- _Requirement_
What lines in the data hold the string "icon"? Show them.
*** Information supplied
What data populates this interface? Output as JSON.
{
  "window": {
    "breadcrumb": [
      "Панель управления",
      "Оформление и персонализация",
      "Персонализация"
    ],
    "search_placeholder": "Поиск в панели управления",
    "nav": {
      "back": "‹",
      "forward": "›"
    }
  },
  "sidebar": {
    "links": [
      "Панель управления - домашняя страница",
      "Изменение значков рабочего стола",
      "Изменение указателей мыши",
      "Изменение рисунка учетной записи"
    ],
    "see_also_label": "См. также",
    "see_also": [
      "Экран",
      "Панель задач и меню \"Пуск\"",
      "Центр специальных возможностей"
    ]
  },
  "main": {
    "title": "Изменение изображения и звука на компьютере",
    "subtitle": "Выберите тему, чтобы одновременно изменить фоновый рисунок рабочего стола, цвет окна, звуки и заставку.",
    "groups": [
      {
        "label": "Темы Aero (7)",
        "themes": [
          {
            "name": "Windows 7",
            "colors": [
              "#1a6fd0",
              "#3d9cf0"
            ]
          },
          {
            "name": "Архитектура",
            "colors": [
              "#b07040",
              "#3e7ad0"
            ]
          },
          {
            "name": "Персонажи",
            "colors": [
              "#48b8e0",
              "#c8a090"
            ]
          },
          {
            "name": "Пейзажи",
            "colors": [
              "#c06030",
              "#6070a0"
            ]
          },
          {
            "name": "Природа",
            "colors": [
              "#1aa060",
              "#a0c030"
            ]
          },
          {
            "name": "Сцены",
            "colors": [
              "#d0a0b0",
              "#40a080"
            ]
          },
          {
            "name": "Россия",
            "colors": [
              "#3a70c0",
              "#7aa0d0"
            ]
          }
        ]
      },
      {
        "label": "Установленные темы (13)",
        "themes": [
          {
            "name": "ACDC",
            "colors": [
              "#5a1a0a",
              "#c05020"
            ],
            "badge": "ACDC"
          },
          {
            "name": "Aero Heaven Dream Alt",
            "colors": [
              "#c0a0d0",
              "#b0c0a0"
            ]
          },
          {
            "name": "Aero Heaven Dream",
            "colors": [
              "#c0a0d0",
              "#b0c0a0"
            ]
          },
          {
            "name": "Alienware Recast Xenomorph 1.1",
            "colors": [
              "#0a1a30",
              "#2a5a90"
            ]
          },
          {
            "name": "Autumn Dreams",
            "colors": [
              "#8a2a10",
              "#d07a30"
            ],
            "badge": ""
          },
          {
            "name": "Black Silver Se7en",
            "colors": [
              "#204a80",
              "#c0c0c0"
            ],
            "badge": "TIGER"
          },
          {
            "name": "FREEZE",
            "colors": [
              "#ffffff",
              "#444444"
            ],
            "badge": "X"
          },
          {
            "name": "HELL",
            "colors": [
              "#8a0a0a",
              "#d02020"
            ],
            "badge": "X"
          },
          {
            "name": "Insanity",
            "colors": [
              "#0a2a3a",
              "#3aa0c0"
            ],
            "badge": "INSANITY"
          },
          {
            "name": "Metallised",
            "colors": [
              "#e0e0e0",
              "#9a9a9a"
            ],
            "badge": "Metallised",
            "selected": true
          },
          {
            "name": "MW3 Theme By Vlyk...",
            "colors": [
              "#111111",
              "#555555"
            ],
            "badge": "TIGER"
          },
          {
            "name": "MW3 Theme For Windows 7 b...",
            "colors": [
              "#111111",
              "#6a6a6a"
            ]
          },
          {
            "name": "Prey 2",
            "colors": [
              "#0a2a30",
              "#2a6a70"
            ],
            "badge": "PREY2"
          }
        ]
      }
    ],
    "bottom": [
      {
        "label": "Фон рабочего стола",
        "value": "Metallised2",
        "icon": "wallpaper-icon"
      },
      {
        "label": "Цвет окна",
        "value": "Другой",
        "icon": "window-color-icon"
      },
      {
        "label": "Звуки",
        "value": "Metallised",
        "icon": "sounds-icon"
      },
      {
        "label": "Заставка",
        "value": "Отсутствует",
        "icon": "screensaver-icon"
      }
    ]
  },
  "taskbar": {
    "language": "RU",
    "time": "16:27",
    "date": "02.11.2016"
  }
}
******
- _Response to this task_
        "icon": "wallpaper-icon"
        "icon": "window-color-icon"
        "icon": "sounds-icon"
        "icon": "screensaver-icon"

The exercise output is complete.